My new book is about my own journey into aging with a few detours back to when I was young in age, but not necessarily in spirit. Today my spirit feels young, and I have been scattering cosmos and queen anne's lace seeds where they fall. Now if I can remember that I did so and not plant them again in the same place!

Wednesday, April 21, 2010

More on Pain Associated with Loss

When I first began to study the process of loss, I refused to consider that there could be any gain associated with a terrible loss, such as that of my son. When I could be more objective, I found that there are gains, even though they do not compensate for the loss. An example is learning to take time for meanigful contact with people we care about, but are too busy to visit, or write to. Only after someone is gone, do we face the fact that we could have found the time and energy to spend more time with that person.
In other words what we learn is to reorder our priorities, and to admit that we make time for what is important to us, and that we must not take for granted that we will go through most of our lives with our loved ones alive and well.

Everyone has a creative side
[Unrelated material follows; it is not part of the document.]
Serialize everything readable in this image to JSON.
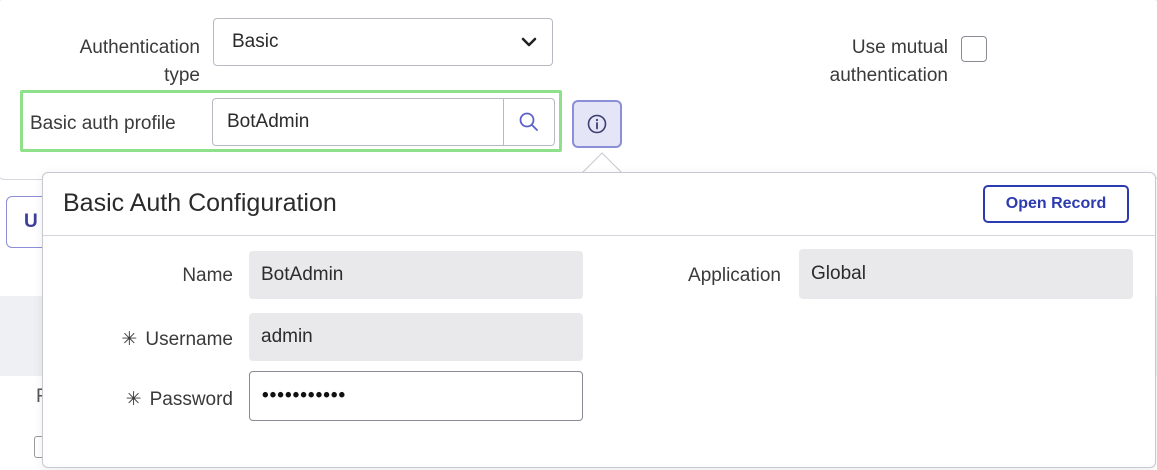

1. Think of the most creative thing you have ever done.
2. If creating it pleased you, then it is worth your time and attention.
3. If you are too busy with your life, to play an instrument, paint a picture, or write
a story, then reorganize your time. We take time for what is important to us.
4. My poems have been written in twenty minute intervals between managing work, house, garden, volunteer work and all the other aspects of a busy life. You can do it too.
5. What did you always want to learn to do? Play the guitar, dance, grow orchids, wood carving? Now is the time to begin.
6. Remember that the process of creativity is more important than the product.

Monday, April 19, 2010

Writing through it

Ignoring the pain of loss guarantees that it will stay with you to pop out in a mystery illness. Writing through the pain means that you don't know where you are going, and when you will stop, but you confront it in your journal, in a poem a painting, or cutting back dead growth in the garden. You can't understand your reaction to misplacing your keys when it is really about the loss of an old friend, and then another. It's ok. You don't have to understand it now. When you are ready, it will emerge in a dream, in a random thought that will strike you with its clarity. Itwill beyour system's way of healing itself, of allowing you to put a negative experience into perspective, and to move on.

Wednesday, April 7, 2010

Why I write poetry

I write poetry because I have to. I spent a long career writing institutional reports, and many other writing tasks related to my job. I wrote my first book in prose, and was compelled to turn it into poetry even though I knew that it would be harder to publish. I do not write with the idea in mind of how easy a book will be to publish or how many readers it may attract. I write because I want to tell stories that would otherwise die. i write because it brings me great joy to do so.

Sunday, March 7, 2010

My third book of poetry, It's Only Raven laughing, will be released in April. Selling my books on my previous publisher's website, Farcountry Press, has been a good experience. My books have also sold on Amazon and Barnes and Noble. com.My new book will have an even larger presence online, and I am excited about the possibilities that are available.